BHP: Coal prices aren’t going higherComment on this story
Brisbane - Top global miner BHP Billiton sees little improvement in coal prices in the near term as the market is likely to remain oversupplied for some time, its coal chief said on Wednesday.
Prices for metallurgical coal have slumped to around $105 a tonne from more than $300 in 2009, while thermal coal prices have dropped to $75 from highs around $130 in 2011, which has led producers to shut some mines, axe jobs and shelve projects.
At the same time, miners have boosted output at some mines, looking to lower production costs per tonne, while BHP itself opened a new mine a year ago and has another due to start producing this year, exacerbating the glut.
“It's tough out there. It's hard to see any relief in the short-term, certainly when you've got such strong supply,” BHP Billiton coal president Dean Dalla Valle told reporters after a business lunch.
Producers in Indonesia, the world's biggest exporter of thermal coal used in power stations, have been ramping up volumes to offset the drop in prices, and Dalla Valle said that output would probably increase further.
Nevertheless BHP remains optimistic about long-term demand for coal, even in the face of global efforts to cut coal use to combat climate change and China's efforts to curb pollution in its biggest cities.
“All we can say is the long-term fundamentals for the products are there. But at the moment we have actually short-term overhangs of supply. So the industry will have to shake itself out, as it will, one way or another,” Dalla Valle said.
His focus was to improve returns from the business from a poor 7 percent by cutting costs and boosting productivity, not just by wringing more from BHP's coal workers but also from the company's suppliers.
Dalla Valle did not rule out selling some coal mines, such as mines in South Africa and its stake in the Cerrejon mine in Colombia, an issue raised as BHP said this week it is looking to streamline further to focus on its biggest and best assets.
“When you look at these things, you have to look at the commodity, the mine and the jurisdiction it's in,” he said, adding that the company would also take into account “the carbon question”.
In face of investment banks, academics and green groups warning that coal assets could eventually lose value as a result of global efforts to drive down coal demand, BHP still sees coal demand growing, pointing to International Energy Agency estimates of 2.4 percent a year growth to 2030.

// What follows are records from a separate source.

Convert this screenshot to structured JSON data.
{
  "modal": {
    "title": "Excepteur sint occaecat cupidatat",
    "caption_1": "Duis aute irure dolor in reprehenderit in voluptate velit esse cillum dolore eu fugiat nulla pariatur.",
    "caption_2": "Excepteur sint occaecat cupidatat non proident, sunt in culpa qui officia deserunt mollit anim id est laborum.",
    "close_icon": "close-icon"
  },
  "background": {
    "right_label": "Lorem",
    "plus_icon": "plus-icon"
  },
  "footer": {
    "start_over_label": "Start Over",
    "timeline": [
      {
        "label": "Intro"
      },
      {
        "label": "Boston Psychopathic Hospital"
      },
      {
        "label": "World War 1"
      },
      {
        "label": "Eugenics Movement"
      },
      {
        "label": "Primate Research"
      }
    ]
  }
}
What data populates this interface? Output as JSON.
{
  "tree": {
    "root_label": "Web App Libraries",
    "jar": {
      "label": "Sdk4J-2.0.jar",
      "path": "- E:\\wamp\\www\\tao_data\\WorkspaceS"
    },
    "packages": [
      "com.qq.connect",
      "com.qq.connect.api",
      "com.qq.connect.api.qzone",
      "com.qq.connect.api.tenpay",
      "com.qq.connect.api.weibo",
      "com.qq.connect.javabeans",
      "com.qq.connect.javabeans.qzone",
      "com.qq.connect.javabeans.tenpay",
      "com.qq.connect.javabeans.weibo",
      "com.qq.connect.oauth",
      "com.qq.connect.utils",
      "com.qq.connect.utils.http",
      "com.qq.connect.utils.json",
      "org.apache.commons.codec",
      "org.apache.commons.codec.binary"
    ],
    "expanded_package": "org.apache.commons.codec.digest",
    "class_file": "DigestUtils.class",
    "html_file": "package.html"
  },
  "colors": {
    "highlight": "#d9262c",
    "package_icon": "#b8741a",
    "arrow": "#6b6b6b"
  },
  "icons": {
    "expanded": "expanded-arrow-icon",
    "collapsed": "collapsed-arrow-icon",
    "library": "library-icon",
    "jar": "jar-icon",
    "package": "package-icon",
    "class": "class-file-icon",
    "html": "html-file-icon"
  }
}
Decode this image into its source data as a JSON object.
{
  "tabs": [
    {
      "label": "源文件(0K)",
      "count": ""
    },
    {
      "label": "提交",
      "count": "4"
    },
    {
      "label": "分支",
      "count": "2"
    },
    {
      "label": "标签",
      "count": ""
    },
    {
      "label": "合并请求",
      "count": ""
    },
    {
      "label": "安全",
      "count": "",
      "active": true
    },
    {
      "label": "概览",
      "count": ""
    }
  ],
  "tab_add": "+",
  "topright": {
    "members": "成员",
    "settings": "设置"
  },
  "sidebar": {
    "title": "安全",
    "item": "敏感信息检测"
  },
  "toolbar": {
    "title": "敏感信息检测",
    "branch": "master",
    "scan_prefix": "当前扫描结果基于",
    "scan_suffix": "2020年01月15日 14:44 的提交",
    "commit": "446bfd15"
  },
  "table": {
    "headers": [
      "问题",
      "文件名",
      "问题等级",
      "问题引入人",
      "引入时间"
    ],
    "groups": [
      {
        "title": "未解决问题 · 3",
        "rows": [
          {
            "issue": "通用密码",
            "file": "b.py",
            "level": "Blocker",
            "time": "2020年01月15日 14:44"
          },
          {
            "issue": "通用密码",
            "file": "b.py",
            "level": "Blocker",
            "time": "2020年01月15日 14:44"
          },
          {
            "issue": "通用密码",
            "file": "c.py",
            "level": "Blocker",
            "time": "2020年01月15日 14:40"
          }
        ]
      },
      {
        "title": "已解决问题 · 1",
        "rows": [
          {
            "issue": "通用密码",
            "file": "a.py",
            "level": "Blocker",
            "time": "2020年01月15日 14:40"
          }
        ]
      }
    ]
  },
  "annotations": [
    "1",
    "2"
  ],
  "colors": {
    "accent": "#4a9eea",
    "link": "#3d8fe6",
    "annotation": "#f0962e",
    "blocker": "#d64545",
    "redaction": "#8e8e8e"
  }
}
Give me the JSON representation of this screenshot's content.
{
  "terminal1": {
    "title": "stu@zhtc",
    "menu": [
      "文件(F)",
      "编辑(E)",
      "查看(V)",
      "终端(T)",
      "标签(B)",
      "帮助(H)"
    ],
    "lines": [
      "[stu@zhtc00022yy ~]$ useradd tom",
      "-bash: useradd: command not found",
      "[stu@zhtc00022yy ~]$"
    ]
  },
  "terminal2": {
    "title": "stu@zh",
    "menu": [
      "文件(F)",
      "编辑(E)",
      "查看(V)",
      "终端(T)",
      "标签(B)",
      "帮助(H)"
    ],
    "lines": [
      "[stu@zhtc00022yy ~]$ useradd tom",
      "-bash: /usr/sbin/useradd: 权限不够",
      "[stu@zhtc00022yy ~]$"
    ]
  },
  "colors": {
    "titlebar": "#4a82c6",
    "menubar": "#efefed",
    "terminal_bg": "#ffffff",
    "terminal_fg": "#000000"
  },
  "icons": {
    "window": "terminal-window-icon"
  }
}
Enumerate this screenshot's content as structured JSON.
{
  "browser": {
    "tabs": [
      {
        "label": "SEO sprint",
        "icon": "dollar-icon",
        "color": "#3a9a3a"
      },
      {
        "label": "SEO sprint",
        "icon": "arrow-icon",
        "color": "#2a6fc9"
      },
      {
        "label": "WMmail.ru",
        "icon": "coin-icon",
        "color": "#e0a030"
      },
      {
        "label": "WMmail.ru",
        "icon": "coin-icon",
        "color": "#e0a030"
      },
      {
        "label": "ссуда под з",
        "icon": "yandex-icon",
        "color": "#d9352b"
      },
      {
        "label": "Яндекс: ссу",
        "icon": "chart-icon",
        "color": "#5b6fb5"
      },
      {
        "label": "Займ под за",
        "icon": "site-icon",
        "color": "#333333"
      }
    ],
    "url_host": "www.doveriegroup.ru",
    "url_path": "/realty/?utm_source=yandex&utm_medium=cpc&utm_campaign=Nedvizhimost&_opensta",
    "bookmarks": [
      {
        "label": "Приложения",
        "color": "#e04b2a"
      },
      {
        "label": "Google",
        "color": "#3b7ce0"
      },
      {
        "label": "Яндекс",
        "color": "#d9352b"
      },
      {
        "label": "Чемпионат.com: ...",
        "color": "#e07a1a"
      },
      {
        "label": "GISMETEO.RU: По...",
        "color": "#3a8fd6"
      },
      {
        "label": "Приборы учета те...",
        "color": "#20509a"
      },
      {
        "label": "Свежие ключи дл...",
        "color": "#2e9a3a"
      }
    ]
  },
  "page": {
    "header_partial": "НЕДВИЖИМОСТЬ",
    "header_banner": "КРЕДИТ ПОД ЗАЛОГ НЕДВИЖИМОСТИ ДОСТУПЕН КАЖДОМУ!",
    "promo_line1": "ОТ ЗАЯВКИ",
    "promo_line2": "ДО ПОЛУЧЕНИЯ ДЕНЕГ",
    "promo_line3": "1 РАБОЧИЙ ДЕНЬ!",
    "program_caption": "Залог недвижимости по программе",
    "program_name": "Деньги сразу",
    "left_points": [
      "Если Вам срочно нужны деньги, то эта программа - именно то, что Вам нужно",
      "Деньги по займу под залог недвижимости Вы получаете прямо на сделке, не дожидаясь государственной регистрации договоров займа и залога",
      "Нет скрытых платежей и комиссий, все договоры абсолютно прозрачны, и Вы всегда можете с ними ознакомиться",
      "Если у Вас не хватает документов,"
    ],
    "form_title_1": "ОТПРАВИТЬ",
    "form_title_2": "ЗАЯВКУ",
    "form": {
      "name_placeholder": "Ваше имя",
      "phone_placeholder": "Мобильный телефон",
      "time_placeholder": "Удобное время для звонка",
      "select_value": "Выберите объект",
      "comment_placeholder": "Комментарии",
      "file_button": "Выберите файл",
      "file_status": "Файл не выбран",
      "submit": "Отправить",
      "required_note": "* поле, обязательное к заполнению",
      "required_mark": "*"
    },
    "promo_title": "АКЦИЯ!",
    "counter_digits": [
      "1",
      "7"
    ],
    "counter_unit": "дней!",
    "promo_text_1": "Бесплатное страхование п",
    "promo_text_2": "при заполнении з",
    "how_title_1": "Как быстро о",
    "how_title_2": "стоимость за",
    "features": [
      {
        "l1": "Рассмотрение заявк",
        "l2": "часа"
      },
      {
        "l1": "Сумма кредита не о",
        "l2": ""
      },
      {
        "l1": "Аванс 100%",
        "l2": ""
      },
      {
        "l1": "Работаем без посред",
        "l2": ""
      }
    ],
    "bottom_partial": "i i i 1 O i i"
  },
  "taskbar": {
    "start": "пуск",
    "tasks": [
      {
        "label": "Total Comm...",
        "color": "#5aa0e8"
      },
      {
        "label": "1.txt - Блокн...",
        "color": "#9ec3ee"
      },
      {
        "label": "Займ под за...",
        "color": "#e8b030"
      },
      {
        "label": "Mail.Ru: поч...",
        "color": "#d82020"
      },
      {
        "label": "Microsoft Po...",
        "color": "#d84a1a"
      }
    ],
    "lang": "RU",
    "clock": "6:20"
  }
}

The company argues that cheap coal is an essential source of energy for bringing people out of poverty, while at the same time saying that industry and governments should find ways to reduce carbon emissions.
Carbon capture and storage solutions for power plants would be one path that could meet both those goals.
A large coal-fired plant opening this year in Canada, Saskatchewan Power's Boundary Dam plant, will be closely watched, Dalla Valle said.
Boundary Dam will be the world's first commercial power plant to use carbon capture and storage technology. - Reuters